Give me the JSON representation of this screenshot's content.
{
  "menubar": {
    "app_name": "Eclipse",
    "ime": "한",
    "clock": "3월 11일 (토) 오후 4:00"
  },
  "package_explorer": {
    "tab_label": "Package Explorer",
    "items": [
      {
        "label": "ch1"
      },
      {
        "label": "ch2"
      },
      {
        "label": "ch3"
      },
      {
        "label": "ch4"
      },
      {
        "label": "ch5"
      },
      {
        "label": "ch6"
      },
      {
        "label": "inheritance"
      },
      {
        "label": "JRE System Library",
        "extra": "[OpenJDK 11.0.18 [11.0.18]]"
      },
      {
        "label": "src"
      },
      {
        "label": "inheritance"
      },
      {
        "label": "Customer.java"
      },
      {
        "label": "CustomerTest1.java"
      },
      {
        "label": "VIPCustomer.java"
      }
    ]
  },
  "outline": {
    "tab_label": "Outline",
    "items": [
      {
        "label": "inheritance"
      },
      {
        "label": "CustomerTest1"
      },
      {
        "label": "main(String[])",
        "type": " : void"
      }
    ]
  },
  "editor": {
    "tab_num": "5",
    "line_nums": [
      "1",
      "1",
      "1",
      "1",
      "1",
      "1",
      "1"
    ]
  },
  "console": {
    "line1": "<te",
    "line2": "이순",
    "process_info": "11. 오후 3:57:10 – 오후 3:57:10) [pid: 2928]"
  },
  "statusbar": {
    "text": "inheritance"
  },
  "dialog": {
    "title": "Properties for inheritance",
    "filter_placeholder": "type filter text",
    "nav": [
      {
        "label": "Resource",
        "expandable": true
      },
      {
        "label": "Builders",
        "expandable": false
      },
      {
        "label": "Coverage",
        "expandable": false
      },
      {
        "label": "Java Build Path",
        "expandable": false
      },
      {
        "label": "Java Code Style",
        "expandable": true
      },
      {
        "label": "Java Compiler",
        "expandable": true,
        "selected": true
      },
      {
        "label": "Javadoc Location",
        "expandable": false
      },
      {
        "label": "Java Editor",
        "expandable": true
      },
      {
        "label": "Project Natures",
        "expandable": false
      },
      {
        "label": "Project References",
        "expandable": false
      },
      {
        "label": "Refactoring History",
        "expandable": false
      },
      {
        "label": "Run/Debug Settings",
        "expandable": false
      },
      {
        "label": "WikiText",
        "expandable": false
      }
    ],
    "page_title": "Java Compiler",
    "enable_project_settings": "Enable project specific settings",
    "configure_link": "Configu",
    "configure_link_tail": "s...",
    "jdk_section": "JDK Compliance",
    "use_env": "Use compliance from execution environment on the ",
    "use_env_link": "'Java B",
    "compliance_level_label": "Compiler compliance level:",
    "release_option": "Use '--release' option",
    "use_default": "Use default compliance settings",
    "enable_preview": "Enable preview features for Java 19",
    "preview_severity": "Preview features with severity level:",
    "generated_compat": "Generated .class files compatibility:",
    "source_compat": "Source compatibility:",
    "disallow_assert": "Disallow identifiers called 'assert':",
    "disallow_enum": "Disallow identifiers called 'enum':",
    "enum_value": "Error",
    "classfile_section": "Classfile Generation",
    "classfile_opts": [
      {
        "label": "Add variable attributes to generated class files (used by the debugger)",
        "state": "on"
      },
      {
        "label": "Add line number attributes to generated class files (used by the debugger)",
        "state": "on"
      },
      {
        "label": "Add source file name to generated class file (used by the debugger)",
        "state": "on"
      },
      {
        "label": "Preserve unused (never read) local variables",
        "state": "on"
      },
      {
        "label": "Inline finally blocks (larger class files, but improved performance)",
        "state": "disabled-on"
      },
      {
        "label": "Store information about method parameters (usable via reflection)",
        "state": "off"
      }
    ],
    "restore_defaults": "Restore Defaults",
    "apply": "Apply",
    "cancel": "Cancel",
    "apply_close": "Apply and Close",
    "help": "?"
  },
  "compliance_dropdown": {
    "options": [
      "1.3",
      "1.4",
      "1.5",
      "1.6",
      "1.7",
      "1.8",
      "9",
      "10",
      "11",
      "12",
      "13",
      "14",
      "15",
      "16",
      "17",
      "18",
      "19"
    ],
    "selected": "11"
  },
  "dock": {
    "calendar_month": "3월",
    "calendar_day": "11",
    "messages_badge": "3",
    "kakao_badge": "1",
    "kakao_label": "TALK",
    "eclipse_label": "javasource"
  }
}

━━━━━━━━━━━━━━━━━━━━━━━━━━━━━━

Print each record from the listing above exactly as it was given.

Give me the JSON representation of this screenshot's content.
{
  "menubar": {
    "app_name": "Eclipse",
    "ime": "한",
    "clock": "3월 11일 (토) 오후 4:00"
  },
  "package_explorer": {
    "tab_label": "Package Explorer",
    "items": [
      {
        "label": "ch1"
      },
      {
        "label": "ch2"
      },
      {
        "label": "ch3"
      },
      {
        "label": "ch4"
      },
      {
        "label": "ch5"
      },
      {
        "label": "ch6"
      },
      {
        "label": "inheritance"
      },
      {
        "label": "JRE System Library",
        "extra": "[OpenJDK 11.0.18 [11.0.18]]"
      },
      {
        "label": "src"
      },
      {
        "label": "inheritance"
      },
      {
        "label": "Customer.java"
      },
      {
        "label": "CustomerTest1.java"
      },
      {
        "label": "VIPCustomer.java"
      }
    ]
  },
  "outline": {
    "tab_label": "Outline",
    "items": [
      {
        "label": "inheritance"
      },
      {
        "label": "CustomerTest1"
      },
      {
        "label": "main(String[])",
        "type": " : void"
      }
    ]
  },
  "editor": {
    "tab_num": "5",
    "line_nums": [
      "1",
      "1",
      "1",
      "1",
      "1",
      "1",
      "1"
    ]
  },
  "console": {
    "line1": "<te",
    "line2": "이순",
    "process_info": "11. 오후 3:57:10 – 오후 3:57:10) [pid: 2928]"
  },
  "statusbar": {
    "text": "inheritance"
  },
  "dialog": {
    "title": "Properties for inheritance",
    "filter_placeholder": "type filter text",
    "nav": [
      {
        "label": "Resource",
        "expandable": true
      },
      {
        "label": "Builders",
        "expandable": false
      },
      {
        "label": "Coverage",
        "expandable": false
      },
      {
        "label": "Java Build Path",
        "expandable": false
      },
      {
        "label": "Java Code Style",
        "expandable": true
      },
      {
        "label": "Java Compiler",
        "expandable": true,
        "selected": true
      },
      {
        "label": "Javadoc Location",
        "expandable": false
      },
      {
        "label": "Java Editor",
        "expandable": true
      },
      {
        "label": "Project Natures",
        "expandable": false
      },
      {
        "label": "Project References",
        "expandable": false
      },
      {
        "label": "Refactoring History",
        "expandable": false
      },
      {
        "label": "Run/Debug Settings",
        "expandable": false
      },
      {
        "label": "WikiText",
        "expandable": false
      }
    ],
    "page_title": "Java Compiler",
    "enable_project_settings": "Enable project specific settings",
    "configure_link": "Configu",
    "configure_link_tail": "s...",
    "jdk_section": "JDK Compliance",
    "use_env": "Use compliance from execution environment on the ",
    "use_env_link": "'Java B",
    "compliance_level_label": "Compiler compliance level:",
    "release_option": "Use '--release' option",
    "use_default": "Use default compliance settings",
    "enable_preview": "Enable preview features for Java 19",
    "preview_severity": "Preview features with severity level:",
    "generated_compat": "Generated .class files compatibility:",
    "source_compat": "Source compatibility:",
    "disallow_assert": "Disallow identifiers called 'assert':",
    "disallow_enum": "Disallow identifiers called 'enum':",
    "enum_value": "Error",
    "classfile_section": "Classfile Generation",
    "classfile_opts": [
      {
        "label": "Add variable attributes to generated class files (used by the debugger)",
        "state": "on"
      },
      {
        "label": "Add line number attributes to generated class files (used by the debugger)",
        "state": "on"
      },
      {
        "label": "Add source file name to generated class file (used by the debugger)",
        "state": "on"
      },
      {
        "label": "Preserve unused (never read) local variables",
        "state": "on"
      },
      {
        "label": "Inline finally blocks (larger class files, but improved performance)",
        "state": "disabled-on"
      },
      {
        "label": "Store information about method parameters (usable via reflection)",
        "state": "off"
      }
    ],
    "restore_defaults": "Restore Defaults",
    "apply": "Apply",
    "cancel": "Cancel",
    "apply_close": "Apply and Close",
    "help": "?"
  },
  "compliance_dropdown": {
    "options": [
      "1.3",
      "1.4",
      "1.5",
      "1.6",
      "1.7",
      "1.8",
      "9",
      "10",
      "11",
      "12",
      "13",
      "14",
      "15",
      "16",
      "17",
      "18",
      "19"
    ],
    "selected": "11"
  },
  "dock": {
    "calendar_month": "3월",
    "calendar_day": "11",
    "messages_badge": "3",
    "kakao_badge": "1",
    "kakao_label": "TALK",
    "eclipse_label": "javasource"
  }
}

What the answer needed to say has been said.